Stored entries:
-- Opening Marker --

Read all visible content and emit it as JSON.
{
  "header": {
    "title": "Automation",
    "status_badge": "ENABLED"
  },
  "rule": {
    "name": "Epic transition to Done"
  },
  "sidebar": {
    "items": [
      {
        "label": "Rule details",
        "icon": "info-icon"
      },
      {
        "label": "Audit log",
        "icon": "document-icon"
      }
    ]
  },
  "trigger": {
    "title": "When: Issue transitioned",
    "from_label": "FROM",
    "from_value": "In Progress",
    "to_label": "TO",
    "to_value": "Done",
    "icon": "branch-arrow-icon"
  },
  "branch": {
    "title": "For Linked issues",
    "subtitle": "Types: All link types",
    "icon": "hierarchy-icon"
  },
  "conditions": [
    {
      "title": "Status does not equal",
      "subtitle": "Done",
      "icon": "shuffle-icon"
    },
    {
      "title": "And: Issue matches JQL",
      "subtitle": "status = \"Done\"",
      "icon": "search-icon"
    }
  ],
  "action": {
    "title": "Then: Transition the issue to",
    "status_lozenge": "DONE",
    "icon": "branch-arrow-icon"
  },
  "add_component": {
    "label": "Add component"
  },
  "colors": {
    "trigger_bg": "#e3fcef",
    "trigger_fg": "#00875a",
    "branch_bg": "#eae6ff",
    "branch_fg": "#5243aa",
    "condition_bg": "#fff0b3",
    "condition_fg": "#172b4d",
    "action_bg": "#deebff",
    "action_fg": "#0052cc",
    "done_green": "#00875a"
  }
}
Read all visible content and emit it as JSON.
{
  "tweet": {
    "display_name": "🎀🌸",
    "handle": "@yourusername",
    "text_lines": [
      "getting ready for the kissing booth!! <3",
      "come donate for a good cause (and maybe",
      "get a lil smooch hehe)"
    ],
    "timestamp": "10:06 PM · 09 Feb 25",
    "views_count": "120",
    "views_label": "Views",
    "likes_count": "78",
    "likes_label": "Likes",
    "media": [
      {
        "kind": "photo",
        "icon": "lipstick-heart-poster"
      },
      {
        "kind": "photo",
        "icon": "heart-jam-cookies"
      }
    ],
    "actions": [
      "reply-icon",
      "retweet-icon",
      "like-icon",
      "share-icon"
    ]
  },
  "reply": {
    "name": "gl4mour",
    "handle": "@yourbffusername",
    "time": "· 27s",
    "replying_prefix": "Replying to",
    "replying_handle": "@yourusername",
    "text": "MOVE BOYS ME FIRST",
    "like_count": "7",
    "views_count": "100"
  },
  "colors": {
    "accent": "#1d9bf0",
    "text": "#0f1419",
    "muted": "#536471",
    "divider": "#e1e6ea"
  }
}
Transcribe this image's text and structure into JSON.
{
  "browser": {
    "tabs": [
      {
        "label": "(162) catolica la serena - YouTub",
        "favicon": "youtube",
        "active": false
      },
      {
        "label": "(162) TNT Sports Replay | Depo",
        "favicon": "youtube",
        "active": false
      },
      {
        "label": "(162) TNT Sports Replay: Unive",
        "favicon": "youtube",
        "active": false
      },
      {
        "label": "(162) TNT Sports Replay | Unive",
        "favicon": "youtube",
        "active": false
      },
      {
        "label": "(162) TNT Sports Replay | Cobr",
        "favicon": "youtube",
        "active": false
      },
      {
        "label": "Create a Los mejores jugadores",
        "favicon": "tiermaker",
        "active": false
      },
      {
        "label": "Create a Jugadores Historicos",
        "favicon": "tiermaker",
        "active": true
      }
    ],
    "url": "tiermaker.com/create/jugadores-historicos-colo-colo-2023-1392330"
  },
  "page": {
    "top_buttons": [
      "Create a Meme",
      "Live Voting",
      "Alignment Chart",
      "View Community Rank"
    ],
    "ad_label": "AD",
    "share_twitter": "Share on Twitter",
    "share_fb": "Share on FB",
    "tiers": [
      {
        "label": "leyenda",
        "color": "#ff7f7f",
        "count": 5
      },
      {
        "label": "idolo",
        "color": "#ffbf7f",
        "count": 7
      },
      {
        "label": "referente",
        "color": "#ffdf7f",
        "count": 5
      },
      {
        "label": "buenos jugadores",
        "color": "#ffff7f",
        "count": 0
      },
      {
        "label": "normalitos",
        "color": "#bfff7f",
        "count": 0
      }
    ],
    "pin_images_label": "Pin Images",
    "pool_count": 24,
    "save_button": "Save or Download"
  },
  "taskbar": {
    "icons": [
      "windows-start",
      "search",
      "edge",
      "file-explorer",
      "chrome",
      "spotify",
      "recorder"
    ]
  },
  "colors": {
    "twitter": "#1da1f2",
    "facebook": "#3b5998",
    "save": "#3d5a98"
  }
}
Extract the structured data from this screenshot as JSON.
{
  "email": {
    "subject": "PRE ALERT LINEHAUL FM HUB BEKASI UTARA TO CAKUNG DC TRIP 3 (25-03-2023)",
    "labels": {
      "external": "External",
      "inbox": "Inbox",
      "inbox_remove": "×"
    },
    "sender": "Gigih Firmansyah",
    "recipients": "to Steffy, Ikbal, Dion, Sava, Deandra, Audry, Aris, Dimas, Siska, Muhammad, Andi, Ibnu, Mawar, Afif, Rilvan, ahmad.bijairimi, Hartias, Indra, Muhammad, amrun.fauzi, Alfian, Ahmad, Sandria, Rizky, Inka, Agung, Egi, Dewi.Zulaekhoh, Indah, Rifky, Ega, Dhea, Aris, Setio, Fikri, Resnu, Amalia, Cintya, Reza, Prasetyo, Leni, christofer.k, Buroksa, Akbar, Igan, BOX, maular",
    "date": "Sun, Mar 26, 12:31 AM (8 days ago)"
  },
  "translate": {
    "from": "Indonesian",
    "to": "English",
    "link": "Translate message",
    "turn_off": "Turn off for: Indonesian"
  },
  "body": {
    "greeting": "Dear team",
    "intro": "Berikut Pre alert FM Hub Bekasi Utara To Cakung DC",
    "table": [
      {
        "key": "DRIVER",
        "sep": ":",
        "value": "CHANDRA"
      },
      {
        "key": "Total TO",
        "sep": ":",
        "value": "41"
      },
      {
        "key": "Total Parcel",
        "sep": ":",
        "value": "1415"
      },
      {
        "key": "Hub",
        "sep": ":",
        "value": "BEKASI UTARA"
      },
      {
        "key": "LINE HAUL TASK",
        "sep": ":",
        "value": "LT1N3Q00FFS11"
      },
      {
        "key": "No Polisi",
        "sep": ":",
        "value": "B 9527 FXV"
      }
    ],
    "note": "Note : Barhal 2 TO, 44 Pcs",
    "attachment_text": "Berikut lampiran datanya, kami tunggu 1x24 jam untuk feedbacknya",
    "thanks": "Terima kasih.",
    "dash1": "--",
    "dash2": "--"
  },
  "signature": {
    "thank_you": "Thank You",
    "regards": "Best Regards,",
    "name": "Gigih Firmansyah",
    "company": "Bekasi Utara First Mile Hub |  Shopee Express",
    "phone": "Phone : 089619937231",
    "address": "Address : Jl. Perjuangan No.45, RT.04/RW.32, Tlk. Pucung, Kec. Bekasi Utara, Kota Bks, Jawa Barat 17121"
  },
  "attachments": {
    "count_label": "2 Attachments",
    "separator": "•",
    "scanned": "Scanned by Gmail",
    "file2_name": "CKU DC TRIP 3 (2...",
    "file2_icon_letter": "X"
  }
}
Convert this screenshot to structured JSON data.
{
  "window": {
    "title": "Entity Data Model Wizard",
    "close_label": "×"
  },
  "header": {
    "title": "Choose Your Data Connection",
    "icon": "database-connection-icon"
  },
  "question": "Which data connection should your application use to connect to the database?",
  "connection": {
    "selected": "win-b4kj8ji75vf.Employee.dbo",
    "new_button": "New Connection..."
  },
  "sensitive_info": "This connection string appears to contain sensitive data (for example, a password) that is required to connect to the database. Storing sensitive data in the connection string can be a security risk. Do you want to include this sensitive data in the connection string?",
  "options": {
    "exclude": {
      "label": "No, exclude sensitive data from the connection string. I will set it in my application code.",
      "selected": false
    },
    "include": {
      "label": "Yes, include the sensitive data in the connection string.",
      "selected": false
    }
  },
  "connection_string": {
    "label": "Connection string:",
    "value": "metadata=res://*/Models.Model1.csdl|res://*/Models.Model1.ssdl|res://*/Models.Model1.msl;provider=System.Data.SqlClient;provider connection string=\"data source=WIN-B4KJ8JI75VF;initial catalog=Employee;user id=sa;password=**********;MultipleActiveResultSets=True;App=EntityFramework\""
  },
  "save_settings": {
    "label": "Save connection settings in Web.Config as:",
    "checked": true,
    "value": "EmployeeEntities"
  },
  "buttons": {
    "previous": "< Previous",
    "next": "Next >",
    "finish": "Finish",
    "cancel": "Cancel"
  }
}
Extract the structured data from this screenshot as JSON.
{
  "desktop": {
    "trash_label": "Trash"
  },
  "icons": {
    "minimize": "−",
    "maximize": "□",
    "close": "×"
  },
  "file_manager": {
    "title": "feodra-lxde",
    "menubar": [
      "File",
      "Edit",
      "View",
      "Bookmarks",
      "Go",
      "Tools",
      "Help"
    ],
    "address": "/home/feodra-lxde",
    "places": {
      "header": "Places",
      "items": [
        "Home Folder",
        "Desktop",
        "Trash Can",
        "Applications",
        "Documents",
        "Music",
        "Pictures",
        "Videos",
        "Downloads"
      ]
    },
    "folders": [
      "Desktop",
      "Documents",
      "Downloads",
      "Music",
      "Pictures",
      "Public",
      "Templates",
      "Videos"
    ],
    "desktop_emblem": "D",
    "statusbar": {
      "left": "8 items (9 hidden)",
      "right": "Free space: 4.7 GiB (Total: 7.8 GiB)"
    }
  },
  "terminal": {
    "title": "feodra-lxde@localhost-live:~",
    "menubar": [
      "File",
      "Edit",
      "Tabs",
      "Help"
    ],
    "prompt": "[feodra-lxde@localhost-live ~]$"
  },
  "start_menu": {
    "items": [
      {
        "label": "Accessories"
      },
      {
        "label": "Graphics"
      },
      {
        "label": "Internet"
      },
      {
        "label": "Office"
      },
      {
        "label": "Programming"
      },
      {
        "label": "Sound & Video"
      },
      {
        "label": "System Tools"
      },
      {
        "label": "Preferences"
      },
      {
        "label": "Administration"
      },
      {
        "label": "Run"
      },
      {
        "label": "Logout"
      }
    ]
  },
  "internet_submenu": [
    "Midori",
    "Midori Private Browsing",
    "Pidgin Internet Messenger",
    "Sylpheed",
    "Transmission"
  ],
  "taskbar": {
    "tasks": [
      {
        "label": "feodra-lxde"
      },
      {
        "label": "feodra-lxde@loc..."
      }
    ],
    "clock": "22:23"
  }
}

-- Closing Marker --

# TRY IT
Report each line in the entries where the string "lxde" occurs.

# RESPONSE AREA
    "title": "feodra-lxde",
    "address": "/home/feodra-lxde",
    "title": "feodra-lxde@localhost-live:~",
    "prompt": "[feodra-lxde@localhost-live ~]$"
        "label": "feodra-lxde"
        "label": "feodra-lxde@loc..."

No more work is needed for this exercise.